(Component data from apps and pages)
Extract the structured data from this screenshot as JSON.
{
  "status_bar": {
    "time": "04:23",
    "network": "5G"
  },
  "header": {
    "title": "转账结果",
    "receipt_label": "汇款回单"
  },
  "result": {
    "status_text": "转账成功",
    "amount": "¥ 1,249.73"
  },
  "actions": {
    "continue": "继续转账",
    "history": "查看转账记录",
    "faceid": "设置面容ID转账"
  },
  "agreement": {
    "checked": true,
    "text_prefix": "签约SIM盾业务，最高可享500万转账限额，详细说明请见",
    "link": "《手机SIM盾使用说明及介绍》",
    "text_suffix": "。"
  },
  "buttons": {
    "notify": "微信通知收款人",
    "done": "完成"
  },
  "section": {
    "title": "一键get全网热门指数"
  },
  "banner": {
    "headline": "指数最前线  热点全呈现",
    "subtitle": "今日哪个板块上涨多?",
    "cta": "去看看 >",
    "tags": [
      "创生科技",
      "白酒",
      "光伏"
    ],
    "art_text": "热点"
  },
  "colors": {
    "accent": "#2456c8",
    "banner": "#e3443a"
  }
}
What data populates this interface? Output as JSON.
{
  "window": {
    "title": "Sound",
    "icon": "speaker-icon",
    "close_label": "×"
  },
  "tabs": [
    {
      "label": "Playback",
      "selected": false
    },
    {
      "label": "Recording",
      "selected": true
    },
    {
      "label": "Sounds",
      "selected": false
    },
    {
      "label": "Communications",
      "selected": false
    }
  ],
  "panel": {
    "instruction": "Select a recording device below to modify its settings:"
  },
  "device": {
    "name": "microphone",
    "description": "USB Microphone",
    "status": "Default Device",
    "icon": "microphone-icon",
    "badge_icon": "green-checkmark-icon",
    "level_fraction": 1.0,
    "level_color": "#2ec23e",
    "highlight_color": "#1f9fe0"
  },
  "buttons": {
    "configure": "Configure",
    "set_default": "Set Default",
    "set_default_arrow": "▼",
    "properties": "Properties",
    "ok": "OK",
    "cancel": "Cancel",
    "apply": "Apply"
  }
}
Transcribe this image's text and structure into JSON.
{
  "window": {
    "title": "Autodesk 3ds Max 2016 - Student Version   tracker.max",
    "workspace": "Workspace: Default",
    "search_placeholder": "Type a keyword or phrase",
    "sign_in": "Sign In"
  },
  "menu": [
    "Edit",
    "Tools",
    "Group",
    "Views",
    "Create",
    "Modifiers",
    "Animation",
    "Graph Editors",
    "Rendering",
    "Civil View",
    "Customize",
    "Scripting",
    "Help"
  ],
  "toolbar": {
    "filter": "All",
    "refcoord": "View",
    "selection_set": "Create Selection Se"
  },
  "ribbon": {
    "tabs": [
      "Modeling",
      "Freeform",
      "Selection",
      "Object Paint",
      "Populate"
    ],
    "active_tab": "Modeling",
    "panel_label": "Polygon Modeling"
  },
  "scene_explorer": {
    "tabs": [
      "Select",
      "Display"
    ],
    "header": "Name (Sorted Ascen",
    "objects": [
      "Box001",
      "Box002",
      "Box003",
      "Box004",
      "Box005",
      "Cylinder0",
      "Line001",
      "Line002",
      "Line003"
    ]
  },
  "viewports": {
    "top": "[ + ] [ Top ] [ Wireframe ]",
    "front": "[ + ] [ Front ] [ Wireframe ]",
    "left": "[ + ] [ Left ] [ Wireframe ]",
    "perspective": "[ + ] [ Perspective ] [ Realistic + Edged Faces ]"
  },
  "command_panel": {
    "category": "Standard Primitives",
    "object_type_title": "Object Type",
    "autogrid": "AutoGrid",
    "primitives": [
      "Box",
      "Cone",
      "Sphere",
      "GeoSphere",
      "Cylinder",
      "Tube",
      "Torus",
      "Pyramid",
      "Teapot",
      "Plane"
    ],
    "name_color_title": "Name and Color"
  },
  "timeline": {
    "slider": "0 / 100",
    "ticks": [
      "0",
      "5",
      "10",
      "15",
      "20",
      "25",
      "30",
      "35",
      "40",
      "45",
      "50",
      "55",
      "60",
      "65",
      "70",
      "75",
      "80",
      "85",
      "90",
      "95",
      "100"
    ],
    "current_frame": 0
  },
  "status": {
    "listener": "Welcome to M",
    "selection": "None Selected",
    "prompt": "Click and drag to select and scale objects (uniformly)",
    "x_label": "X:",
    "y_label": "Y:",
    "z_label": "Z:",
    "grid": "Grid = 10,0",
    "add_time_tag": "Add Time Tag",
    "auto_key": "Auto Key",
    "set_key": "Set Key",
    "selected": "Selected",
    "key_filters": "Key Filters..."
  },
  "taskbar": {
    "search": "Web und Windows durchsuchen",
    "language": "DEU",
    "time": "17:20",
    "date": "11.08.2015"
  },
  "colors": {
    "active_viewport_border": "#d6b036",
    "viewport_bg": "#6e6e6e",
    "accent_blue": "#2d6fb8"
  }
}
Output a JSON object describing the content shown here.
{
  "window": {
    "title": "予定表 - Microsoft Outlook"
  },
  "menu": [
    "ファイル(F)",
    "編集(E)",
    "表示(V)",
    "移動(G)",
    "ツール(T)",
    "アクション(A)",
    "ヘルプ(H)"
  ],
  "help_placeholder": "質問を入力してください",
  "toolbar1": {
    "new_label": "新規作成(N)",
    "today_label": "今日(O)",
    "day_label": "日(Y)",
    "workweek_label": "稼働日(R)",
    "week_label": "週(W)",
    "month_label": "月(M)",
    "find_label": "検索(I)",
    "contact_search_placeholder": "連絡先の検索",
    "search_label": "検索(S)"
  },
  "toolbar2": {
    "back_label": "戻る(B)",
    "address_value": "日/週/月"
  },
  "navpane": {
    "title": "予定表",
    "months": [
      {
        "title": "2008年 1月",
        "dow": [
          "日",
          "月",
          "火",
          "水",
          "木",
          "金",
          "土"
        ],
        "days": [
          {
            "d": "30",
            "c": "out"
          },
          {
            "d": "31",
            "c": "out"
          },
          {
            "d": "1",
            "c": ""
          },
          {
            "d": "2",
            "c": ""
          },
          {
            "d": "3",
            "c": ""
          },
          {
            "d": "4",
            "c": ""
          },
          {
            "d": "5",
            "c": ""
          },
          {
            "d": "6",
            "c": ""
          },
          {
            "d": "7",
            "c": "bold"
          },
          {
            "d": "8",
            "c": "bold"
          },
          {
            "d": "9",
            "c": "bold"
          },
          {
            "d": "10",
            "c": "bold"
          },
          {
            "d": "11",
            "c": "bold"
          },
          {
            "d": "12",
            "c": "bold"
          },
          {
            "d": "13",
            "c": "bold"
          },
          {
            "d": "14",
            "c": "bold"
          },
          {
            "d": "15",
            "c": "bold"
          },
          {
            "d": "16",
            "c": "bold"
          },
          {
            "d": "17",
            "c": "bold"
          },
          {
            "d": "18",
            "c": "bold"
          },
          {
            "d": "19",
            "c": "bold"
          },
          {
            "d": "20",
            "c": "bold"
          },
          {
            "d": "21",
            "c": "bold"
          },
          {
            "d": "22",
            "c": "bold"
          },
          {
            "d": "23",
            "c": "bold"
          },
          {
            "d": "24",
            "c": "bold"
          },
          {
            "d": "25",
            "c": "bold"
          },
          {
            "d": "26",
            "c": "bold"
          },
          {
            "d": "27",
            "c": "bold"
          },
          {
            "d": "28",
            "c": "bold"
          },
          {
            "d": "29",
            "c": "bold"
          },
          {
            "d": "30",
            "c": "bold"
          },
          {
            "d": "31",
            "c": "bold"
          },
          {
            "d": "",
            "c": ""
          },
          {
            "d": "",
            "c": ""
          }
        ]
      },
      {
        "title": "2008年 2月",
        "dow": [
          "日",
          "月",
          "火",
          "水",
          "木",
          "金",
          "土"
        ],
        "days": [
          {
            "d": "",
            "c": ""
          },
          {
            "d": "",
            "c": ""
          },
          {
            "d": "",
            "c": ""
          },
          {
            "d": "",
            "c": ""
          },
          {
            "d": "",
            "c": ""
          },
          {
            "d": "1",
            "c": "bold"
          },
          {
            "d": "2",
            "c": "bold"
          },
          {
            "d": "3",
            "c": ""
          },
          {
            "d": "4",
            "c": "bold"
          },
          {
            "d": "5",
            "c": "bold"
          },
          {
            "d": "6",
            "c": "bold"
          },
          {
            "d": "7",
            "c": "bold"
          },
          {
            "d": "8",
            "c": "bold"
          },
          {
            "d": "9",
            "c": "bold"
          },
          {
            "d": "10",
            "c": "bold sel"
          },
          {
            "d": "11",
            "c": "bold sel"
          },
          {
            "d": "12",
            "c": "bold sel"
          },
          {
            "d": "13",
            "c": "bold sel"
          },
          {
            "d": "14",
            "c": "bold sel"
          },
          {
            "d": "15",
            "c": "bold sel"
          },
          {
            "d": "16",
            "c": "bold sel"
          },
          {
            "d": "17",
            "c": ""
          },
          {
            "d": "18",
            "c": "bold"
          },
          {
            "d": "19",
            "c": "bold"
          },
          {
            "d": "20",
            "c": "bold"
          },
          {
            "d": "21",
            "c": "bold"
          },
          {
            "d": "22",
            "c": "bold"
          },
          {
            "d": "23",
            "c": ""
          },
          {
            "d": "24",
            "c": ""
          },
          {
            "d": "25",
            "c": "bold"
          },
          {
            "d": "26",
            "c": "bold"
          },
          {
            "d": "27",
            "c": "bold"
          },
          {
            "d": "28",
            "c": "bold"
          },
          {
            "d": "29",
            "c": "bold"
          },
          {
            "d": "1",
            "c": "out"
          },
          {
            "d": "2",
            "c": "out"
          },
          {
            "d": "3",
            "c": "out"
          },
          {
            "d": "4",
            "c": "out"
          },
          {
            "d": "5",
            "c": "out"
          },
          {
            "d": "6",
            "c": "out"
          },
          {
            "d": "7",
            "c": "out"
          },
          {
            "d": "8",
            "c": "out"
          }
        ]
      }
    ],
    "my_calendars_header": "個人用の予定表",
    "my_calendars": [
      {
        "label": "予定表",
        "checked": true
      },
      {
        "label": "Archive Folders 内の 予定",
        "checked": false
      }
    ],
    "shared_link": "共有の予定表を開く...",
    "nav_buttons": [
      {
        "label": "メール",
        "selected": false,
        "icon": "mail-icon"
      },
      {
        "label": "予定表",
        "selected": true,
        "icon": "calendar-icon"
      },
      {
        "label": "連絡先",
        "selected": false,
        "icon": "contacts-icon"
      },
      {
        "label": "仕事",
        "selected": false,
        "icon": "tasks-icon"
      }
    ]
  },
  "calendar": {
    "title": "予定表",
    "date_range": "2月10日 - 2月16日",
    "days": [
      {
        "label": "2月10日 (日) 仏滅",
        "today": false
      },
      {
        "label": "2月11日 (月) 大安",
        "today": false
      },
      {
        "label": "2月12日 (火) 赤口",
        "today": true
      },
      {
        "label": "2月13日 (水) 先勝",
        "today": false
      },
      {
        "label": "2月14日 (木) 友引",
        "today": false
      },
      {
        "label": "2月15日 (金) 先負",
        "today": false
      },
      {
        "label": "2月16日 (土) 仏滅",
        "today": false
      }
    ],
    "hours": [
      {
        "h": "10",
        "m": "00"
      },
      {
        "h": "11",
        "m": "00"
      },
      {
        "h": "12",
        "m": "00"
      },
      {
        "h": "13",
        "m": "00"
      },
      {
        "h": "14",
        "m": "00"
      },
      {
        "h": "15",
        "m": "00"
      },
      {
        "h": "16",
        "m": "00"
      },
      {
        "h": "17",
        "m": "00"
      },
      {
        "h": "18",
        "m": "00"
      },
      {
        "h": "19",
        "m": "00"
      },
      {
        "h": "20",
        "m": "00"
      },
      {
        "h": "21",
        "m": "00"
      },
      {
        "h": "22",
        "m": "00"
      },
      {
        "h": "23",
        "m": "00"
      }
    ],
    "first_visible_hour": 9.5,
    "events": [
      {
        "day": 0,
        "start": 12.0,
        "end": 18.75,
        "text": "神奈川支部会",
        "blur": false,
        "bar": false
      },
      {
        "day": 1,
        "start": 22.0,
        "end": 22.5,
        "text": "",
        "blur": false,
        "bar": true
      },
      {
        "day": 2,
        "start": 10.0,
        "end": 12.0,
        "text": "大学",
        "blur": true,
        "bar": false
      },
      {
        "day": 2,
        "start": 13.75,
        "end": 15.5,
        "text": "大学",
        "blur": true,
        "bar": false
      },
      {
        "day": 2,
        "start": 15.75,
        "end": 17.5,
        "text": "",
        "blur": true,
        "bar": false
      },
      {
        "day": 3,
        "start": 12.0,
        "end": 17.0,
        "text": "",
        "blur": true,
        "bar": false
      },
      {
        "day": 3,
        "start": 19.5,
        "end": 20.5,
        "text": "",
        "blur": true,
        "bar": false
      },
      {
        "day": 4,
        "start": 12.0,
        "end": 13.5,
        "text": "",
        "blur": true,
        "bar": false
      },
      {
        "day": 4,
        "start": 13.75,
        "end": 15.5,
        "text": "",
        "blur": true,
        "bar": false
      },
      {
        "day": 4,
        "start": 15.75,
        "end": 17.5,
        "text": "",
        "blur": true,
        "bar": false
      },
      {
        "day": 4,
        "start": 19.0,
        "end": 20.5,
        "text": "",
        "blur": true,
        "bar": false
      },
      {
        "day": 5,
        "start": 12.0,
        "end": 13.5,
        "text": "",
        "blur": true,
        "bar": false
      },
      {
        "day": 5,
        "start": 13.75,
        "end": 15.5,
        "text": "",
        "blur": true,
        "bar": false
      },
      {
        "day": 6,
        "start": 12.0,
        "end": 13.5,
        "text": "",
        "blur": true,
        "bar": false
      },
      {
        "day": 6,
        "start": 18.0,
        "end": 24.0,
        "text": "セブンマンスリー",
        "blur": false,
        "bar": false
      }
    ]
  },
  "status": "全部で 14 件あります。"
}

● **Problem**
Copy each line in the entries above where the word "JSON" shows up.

● **Task response**
Extract the structured data from this screenshot as JSON.
What data populates this interface? Output as JSON.
Transcribe this image's text and structure into JSON.
Output a JSON object describing the content shown here.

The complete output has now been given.